* **What to produce**
A single number is required: how many lines in the records below contain "Optimization".

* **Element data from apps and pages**
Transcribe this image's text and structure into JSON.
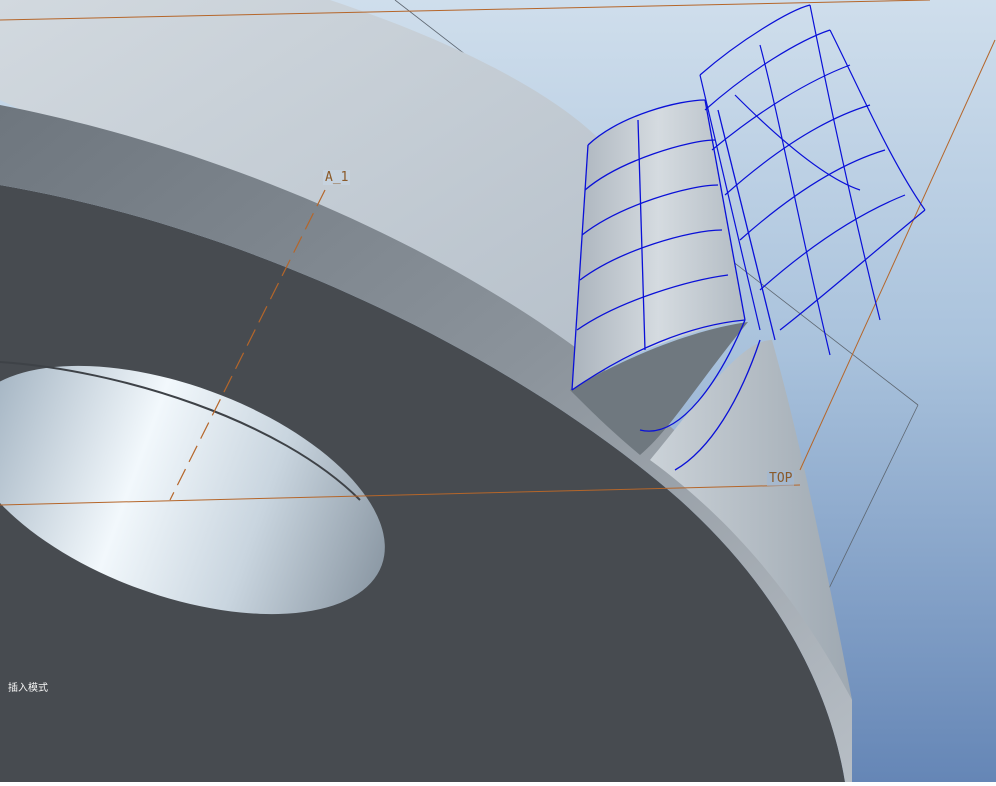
{
  "viewport": {
    "axis_label": "A_1",
    "datum_plane_label": "TOP",
    "mode_status": "插入模式"
  },
  "colors": {
    "background_top": "#c8d8e8",
    "background_bottom": "#6a8ab8",
    "part_face": "#c3cbd3",
    "part_dark": "#474b50",
    "wireframe": "#0a10d8",
    "datum": "#b5662a"
  }
}
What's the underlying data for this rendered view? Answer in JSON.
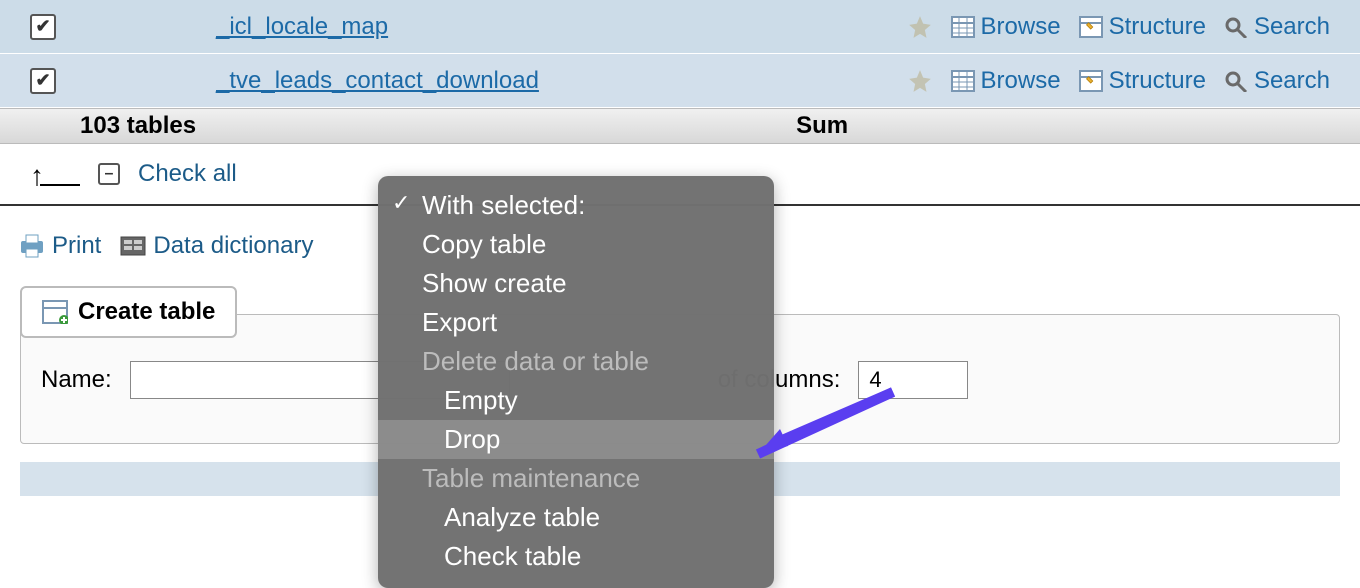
{
  "rows": [
    {
      "name": "_icl_locale_map"
    },
    {
      "name": "_tve_leads_contact_download"
    }
  ],
  "actions": {
    "browse": "Browse",
    "structure": "Structure",
    "search": "Search"
  },
  "summary": {
    "count": "103 tables",
    "sum": "Sum"
  },
  "checkall": {
    "label": "Check all"
  },
  "links": {
    "print": "Print",
    "dictionary": "Data dictionary"
  },
  "create": {
    "button": "Create table",
    "name_label": "Name:",
    "name_value": "",
    "cols_label": "of columns:",
    "cols_value": "4"
  },
  "dropdown": {
    "header": "With selected:",
    "copy": "Copy table",
    "show_create": "Show create",
    "export": "Export",
    "group_delete": "Delete data or table",
    "empty": "Empty",
    "drop": "Drop",
    "group_maint": "Table maintenance",
    "analyze": "Analyze table",
    "check_tbl": "Check table"
  }
}
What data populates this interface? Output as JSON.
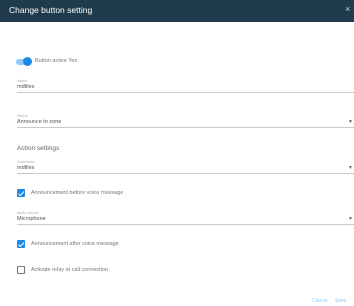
{
  "dialog": {
    "title": "Change button setting",
    "close_glyph": "×"
  },
  "toggle": {
    "label": "Button active Yes",
    "state": "on",
    "accent": "#1e88e5"
  },
  "name_field": {
    "label": "Name",
    "value": "mdfiles"
  },
  "select_field": {
    "label": "Select",
    "value": "Announce to zone"
  },
  "action_settings": {
    "heading": "Action settings",
    "zone_field": {
      "label": "Zone/area",
      "value": "mdfiles"
    },
    "announce_before": {
      "label": "Announcement before voice message",
      "checked": true
    },
    "audio_source": {
      "label": "audio source",
      "value": "Microphone"
    },
    "announce_after": {
      "label": "Announcement after voice message",
      "checked": true
    },
    "relay": {
      "label": "Activate relay at call connection",
      "checked": false
    }
  },
  "icons": {
    "dropdown": "chevron-down-icon",
    "close": "close-icon",
    "check": "check-icon"
  },
  "footer": {
    "cancel_label": "Cancel",
    "save_label": "Save"
  }
}
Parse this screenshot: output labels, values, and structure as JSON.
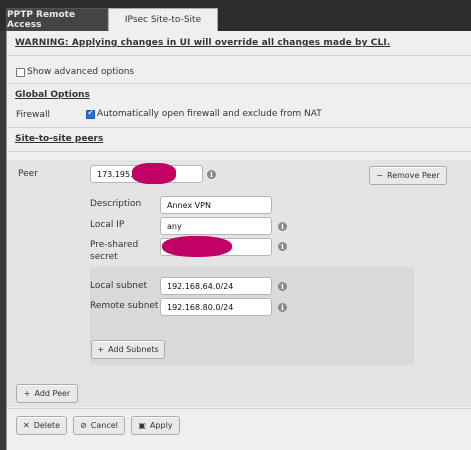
{
  "tabs": [
    {
      "label": "PPTP Remote Access"
    },
    {
      "label": "IPsec Site-to-Site"
    }
  ],
  "warning": "WARNING: Applying changes in UI will override all changes made by CLI.",
  "advanced_options_label": "Show advanced options",
  "global_options": {
    "heading": "Global Options",
    "firewall_label": "Firewall",
    "firewall_option": "Automatically open firewall and exclude from NAT"
  },
  "site_to_site": {
    "heading": "Site-to-site peers",
    "peer_label": "Peer",
    "peer_value": "173.195.",
    "remove_peer": "Remove Peer",
    "description_label": "Description",
    "description_value": "Annex VPN",
    "local_ip_label": "Local IP",
    "local_ip_value": "any",
    "psk_label_1": "Pre-shared",
    "psk_label_2": "secret",
    "local_subnet_label": "Local subnet",
    "local_subnet_value": "192.168.64.0/24",
    "remote_subnet_label": "Remote subnet",
    "remote_subnet_value": "192.168.80.0/24",
    "add_subnets": "Add Subnets",
    "add_peer": "Add Peer"
  },
  "actions": {
    "delete": "Delete",
    "cancel": "Cancel",
    "apply": "Apply"
  },
  "colors": {
    "redaction": "#c10065",
    "checkbox_accent": "#2a6fdb"
  }
}
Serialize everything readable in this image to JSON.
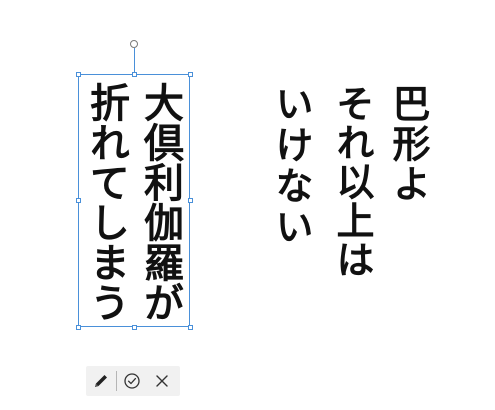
{
  "canvas": {
    "text_block_right": {
      "lines": [
        "巴形よ",
        "それ以上は",
        "いけない"
      ]
    },
    "text_block_selected": {
      "lines": [
        "大倶利伽羅が",
        "折れてしまう"
      ]
    }
  },
  "selection": {
    "border_color": "#4a90d9"
  },
  "toolbar": {
    "buttons": [
      {
        "icon": "pencil-icon",
        "action": "edit"
      },
      {
        "icon": "check-circle-icon",
        "action": "confirm"
      },
      {
        "icon": "close-icon",
        "action": "cancel"
      }
    ]
  }
}
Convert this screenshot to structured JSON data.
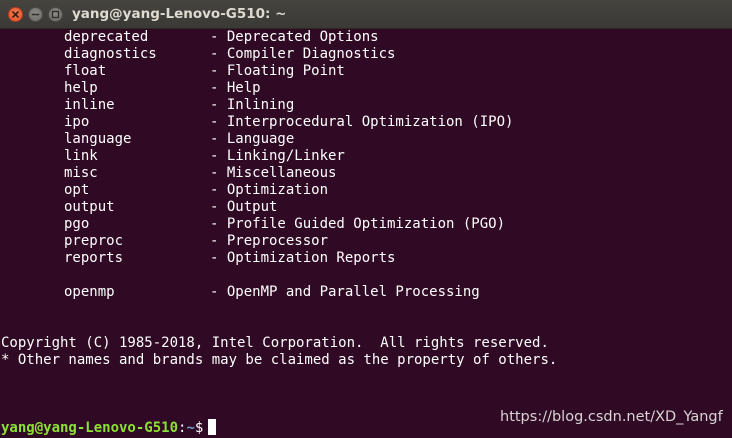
{
  "window": {
    "title": "yang@yang-Lenovo-G510: ~"
  },
  "options": [
    {
      "name": "deprecated",
      "desc": "- Deprecated Options"
    },
    {
      "name": "diagnostics",
      "desc": "- Compiler Diagnostics"
    },
    {
      "name": "float",
      "desc": "- Floating Point"
    },
    {
      "name": "help",
      "desc": "- Help"
    },
    {
      "name": "inline",
      "desc": "- Inlining"
    },
    {
      "name": "ipo",
      "desc": "- Interprocedural Optimization (IPO)"
    },
    {
      "name": "language",
      "desc": "- Language"
    },
    {
      "name": "link",
      "desc": "- Linking/Linker"
    },
    {
      "name": "misc",
      "desc": "- Miscellaneous"
    },
    {
      "name": "opt",
      "desc": "- Optimization"
    },
    {
      "name": "output",
      "desc": "- Output"
    },
    {
      "name": "pgo",
      "desc": "- Profile Guided Optimization (PGO)"
    },
    {
      "name": "preproc",
      "desc": "- Preprocessor"
    },
    {
      "name": "reports",
      "desc": "- Optimization Reports"
    }
  ],
  "openmp": {
    "name": "openmp",
    "desc": "- OpenMP and Parallel Processing"
  },
  "copyright": "Copyright (C) 1985-2018, Intel Corporation.  All rights reserved.",
  "trademark": "* Other names and brands may be claimed as the property of others.",
  "prompt": {
    "user_host": "yang@yang-Lenovo-G510",
    "colon": ":",
    "path": "~",
    "symbol": "$"
  },
  "watermark": "https://blog.csdn.net/XD_Yangf",
  "colors": {
    "background": "#300a24",
    "prompt_user": "#8ae234",
    "prompt_path": "#729fcf",
    "close_button": "#e95420"
  }
}
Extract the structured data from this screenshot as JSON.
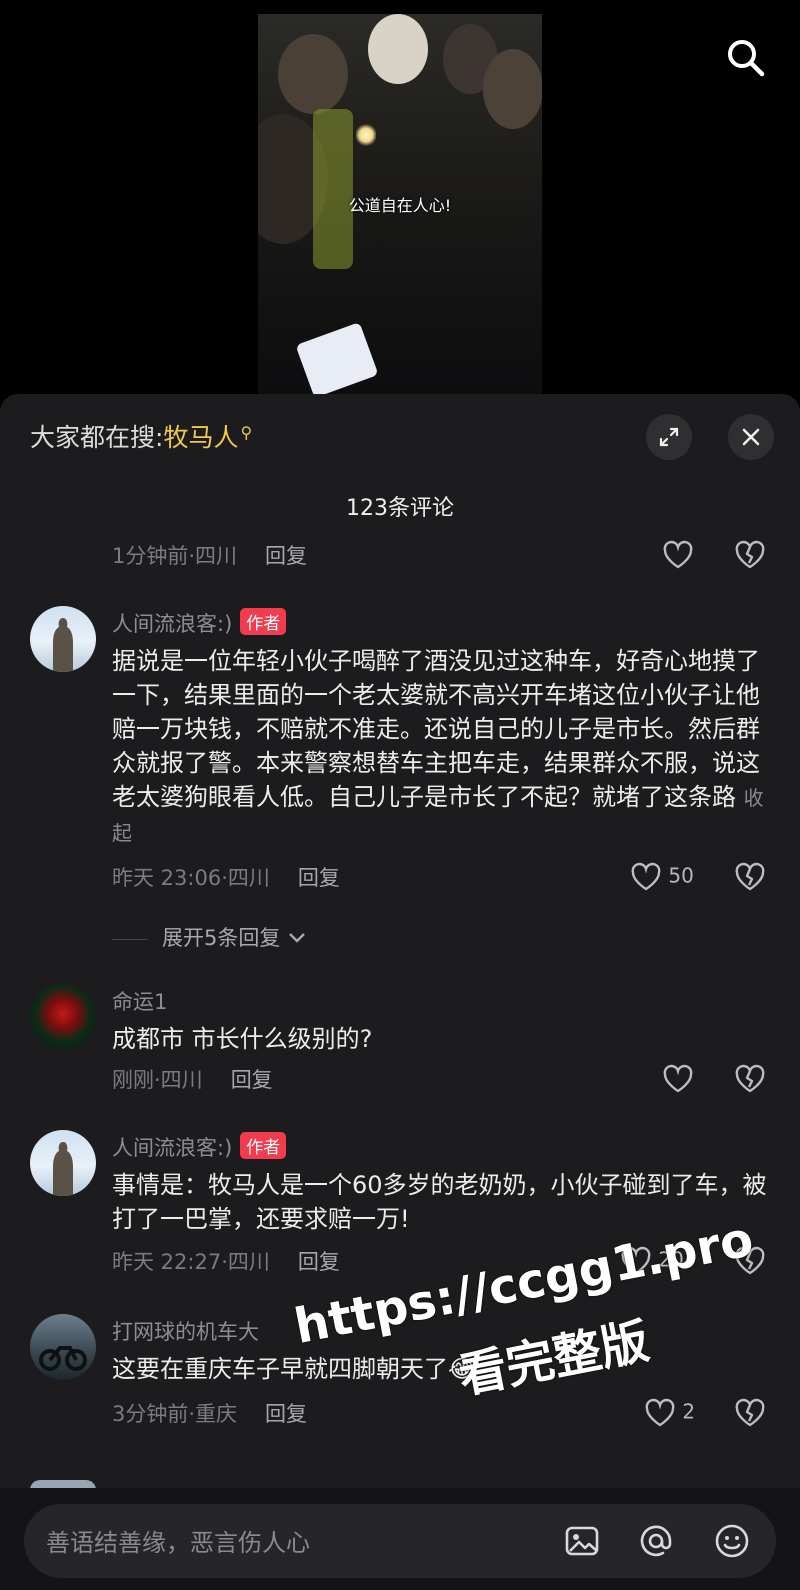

* **Result for this exercise**
4